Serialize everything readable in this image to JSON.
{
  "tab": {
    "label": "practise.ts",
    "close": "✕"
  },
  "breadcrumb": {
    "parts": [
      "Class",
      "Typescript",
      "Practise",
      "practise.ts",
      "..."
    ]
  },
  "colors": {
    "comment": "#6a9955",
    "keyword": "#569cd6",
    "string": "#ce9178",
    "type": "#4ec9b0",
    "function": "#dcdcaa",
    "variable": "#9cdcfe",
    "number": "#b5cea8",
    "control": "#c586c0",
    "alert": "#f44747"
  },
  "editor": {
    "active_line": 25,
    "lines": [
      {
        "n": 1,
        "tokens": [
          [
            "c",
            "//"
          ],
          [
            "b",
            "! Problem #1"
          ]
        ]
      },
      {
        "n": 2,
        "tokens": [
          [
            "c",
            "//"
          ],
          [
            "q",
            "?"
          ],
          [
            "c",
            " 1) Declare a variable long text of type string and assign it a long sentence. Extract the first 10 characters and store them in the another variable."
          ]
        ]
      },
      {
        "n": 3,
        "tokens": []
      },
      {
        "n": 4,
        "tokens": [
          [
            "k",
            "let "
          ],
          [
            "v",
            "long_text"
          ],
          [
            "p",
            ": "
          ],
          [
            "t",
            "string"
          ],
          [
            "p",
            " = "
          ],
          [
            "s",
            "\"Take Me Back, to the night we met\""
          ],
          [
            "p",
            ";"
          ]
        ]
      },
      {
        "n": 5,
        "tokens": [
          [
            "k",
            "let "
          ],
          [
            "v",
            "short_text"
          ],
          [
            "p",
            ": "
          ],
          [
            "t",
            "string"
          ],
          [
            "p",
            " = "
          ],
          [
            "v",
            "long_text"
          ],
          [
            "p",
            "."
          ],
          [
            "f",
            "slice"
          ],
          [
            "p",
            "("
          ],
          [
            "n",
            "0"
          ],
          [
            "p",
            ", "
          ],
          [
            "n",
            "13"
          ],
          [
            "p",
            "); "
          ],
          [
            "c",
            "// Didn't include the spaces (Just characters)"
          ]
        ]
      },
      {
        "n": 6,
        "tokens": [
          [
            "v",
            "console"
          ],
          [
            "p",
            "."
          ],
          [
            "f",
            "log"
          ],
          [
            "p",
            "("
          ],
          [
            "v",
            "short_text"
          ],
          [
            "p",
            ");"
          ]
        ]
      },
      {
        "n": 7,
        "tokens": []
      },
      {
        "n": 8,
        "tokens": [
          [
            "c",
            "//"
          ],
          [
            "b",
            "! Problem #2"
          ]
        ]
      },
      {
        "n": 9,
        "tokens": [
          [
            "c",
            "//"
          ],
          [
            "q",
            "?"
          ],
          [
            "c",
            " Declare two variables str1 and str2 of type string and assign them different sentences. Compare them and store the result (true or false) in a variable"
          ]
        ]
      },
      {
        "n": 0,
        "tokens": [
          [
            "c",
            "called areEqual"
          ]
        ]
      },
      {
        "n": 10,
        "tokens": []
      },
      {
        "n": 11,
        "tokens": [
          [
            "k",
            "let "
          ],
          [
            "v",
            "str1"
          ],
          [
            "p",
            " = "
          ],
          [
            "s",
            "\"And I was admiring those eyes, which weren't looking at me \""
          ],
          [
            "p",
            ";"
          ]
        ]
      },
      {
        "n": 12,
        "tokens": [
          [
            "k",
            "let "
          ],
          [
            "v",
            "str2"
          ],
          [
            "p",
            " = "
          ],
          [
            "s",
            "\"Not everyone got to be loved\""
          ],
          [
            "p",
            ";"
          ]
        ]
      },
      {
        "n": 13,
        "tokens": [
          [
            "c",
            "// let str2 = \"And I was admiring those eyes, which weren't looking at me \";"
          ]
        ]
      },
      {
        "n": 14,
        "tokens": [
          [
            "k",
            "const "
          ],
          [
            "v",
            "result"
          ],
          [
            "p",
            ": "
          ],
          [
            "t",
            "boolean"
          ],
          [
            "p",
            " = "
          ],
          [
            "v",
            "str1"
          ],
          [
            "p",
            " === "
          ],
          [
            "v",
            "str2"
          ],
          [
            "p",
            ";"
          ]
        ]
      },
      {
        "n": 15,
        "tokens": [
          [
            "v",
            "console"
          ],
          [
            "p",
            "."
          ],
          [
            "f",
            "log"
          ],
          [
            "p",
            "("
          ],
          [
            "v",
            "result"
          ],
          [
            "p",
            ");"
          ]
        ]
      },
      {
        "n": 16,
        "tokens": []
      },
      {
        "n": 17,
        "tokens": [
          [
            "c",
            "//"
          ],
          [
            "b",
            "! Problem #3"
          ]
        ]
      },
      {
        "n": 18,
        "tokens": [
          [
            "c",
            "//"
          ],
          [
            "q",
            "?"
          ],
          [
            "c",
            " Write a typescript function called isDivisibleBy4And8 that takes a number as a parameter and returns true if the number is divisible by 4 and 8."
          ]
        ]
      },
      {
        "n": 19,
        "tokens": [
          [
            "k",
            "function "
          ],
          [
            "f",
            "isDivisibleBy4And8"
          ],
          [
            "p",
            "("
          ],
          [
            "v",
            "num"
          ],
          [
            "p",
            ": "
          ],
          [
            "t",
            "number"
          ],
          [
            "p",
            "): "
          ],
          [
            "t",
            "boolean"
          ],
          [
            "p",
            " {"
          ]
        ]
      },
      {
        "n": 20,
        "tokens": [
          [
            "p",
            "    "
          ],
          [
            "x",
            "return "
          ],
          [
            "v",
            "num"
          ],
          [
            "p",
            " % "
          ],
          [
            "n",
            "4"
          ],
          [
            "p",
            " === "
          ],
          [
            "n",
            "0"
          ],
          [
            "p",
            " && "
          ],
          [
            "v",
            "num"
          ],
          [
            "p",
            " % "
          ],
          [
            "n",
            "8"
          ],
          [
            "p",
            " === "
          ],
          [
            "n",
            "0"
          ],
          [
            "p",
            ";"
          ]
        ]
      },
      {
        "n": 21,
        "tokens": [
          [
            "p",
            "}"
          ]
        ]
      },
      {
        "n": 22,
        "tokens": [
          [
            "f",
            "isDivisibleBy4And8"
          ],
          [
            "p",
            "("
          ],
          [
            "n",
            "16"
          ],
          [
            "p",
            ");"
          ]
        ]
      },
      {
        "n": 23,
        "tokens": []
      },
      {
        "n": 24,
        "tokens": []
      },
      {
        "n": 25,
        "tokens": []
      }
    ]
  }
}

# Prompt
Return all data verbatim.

# Response to the task
Serialize everything readable in this image to JSON.
{
  "tab": {
    "label": "practise.ts",
    "close": "✕"
  },
  "breadcrumb": {
    "parts": [
      "Class",
      "Typescript",
      "Practise",
      "practise.ts",
      "..."
    ]
  },
  "colors": {
    "comment": "#6a9955",
    "keyword": "#569cd6",
    "string": "#ce9178",
    "type": "#4ec9b0",
    "function": "#dcdcaa",
    "variable": "#9cdcfe",
    "number": "#b5cea8",
    "control": "#c586c0",
    "alert": "#f44747"
  },
  "editor": {
    "active_line": 25,
    "lines": [
      {
        "n": 1,
        "tokens": [
          [
            "c",
            "//"
          ],
          [
            "b",
            "! Problem #1"
          ]
        ]
      },
      {
        "n": 2,
        "tokens": [
          [
            "c",
            "//"
          ],
          [
            "q",
            "?"
          ],
          [
            "c",
            " 1) Declare a variable long text of type string and assign it a long sentence. Extract the first 10 characters and store them in the another variable."
          ]
        ]
      },
      {
        "n": 3,
        "tokens": []
      },
      {
        "n": 4,
        "tokens": [
          [
            "k",
            "let "
          ],
          [
            "v",
            "long_text"
          ],
          [
            "p",
            ": "
          ],
          [
            "t",
            "string"
          ],
          [
            "p",
            " = "
          ],
          [
            "s",
            "\"Take Me Back, to the night we met\""
          ],
          [
            "p",
            ";"
          ]
        ]
      },
      {
        "n": 5,
        "tokens": [
          [
            "k",
            "let "
          ],
          [
            "v",
            "short_text"
          ],
          [
            "p",
            ": "
          ],
          [
            "t",
            "string"
          ],
          [
            "p",
            " = "
          ],
          [
            "v",
            "long_text"
          ],
          [
            "p",
            "."
          ],
          [
            "f",
            "slice"
          ],
          [
            "p",
            "("
          ],
          [
            "n",
            "0"
          ],
          [
            "p",
            ", "
          ],
          [
            "n",
            "13"
          ],
          [
            "p",
            "); "
          ],
          [
            "c",
            "// Didn't include the spaces (Just characters)"
          ]
        ]
      },
      {
        "n": 6,
        "tokens": [
          [
            "v",
            "console"
          ],
          [
            "p",
            "."
          ],
          [
            "f",
            "log"
          ],
          [
            "p",
            "("
          ],
          [
            "v",
            "short_text"
          ],
          [
            "p",
            ");"
          ]
        ]
      },
      {
        "n": 7,
        "tokens": []
      },
      {
        "n": 8,
        "tokens": [
          [
            "c",
            "//"
          ],
          [
            "b",
            "! Problem #2"
          ]
        ]
      },
      {
        "n": 9,
        "tokens": [
          [
            "c",
            "//"
          ],
          [
            "q",
            "?"
          ],
          [
            "c",
            " Declare two variables str1 and str2 of type string and assign them different sentences. Compare them and store the result (true or false) in a variable"
          ]
        ]
      },
      {
        "n": 0,
        "tokens": [
          [
            "c",
            "called areEqual"
          ]
        ]
      },
      {
        "n": 10,
        "tokens": []
      },
      {
        "n": 11,
        "tokens": [
          [
            "k",
            "let "
          ],
          [
            "v",
            "str1"
          ],
          [
            "p",
            " = "
          ],
          [
            "s",
            "\"And I was admiring those eyes, which weren't looking at me \""
          ],
          [
            "p",
            ";"
          ]
        ]
      },
      {
        "n": 12,
        "tokens": [
          [
            "k",
            "let "
          ],
          [
            "v",
            "str2"
          ],
          [
            "p",
            " = "
          ],
          [
            "s",
            "\"Not everyone got to be loved\""
          ],
          [
            "p",
            ";"
          ]
        ]
      },
      {
        "n": 13,
        "tokens": [
          [
            "c",
            "// let str2 = \"And I was admiring those eyes, which weren't looking at me \";"
          ]
        ]
      },
      {
        "n": 14,
        "tokens": [
          [
            "k",
            "const "
          ],
          [
            "v",
            "result"
          ],
          [
            "p",
            ": "
          ],
          [
            "t",
            "boolean"
          ],
          [
            "p",
            " = "
          ],
          [
            "v",
            "str1"
          ],
          [
            "p",
            " === "
          ],
          [
            "v",
            "str2"
          ],
          [
            "p",
            ";"
          ]
        ]
      },
      {
        "n": 15,
        "tokens": [
          [
            "v",
            "console"
          ],
          [
            "p",
            "."
          ],
          [
            "f",
            "log"
          ],
          [
            "p",
            "("
          ],
          [
            "v",
            "result"
          ],
          [
            "p",
            ");"
          ]
        ]
      },
      {
        "n": 16,
        "tokens": []
      },
      {
        "n": 17,
        "tokens": [
          [
            "c",
            "//"
          ],
          [
            "b",
            "! Problem #3"
          ]
        ]
      },
      {
        "n": 18,
        "tokens": [
          [
            "c",
            "//"
          ],
          [
            "q",
            "?"
          ],
          [
            "c",
            " Write a typescript function called isDivisibleBy4And8 that takes a number as a parameter and returns true if the number is divisible by 4 and 8."
          ]
        ]
      },
      {
        "n": 19,
        "tokens": [
          [
            "k",
            "function "
          ],
          [
            "f",
            "isDivisibleBy4And8"
          ],
          [
            "p",
            "("
          ],
          [
            "v",
            "num"
          ],
          [
            "p",
            ": "
          ],
          [
            "t",
            "number"
          ],
          [
            "p",
            "): "
          ],
          [
            "t",
            "boolean"
          ],
          [
            "p",
            " {"
          ]
        ]
      },
      {
        "n": 20,
        "tokens": [
          [
            "p",
            "    "
          ],
          [
            "x",
            "return "
          ],
          [
            "v",
            "num"
          ],
          [
            "p",
            " % "
          ],
          [
            "n",
            "4"
          ],
          [
            "p",
            " === "
          ],
          [
            "n",
            "0"
          ],
          [
            "p",
            " && "
          ],
          [
            "v",
            "num"
          ],
          [
            "p",
            " % "
          ],
          [
            "n",
            "8"
          ],
          [
            "p",
            " === "
          ],
          [
            "n",
            "0"
          ],
          [
            "p",
            ";"
          ]
        ]
      },
      {
        "n": 21,
        "tokens": [
          [
            "p",
            "}"
          ]
        ]
      },
      {
        "n": 22,
        "tokens": [
          [
            "f",
            "isDivisibleBy4And8"
          ],
          [
            "p",
            "("
          ],
          [
            "n",
            "16"
          ],
          [
            "p",
            ");"
          ]
        ]
      },
      {
        "n": 23,
        "tokens": []
      },
      {
        "n": 24,
        "tokens": []
      },
      {
        "n": 25,
        "tokens": []
      }
    ]
  }
}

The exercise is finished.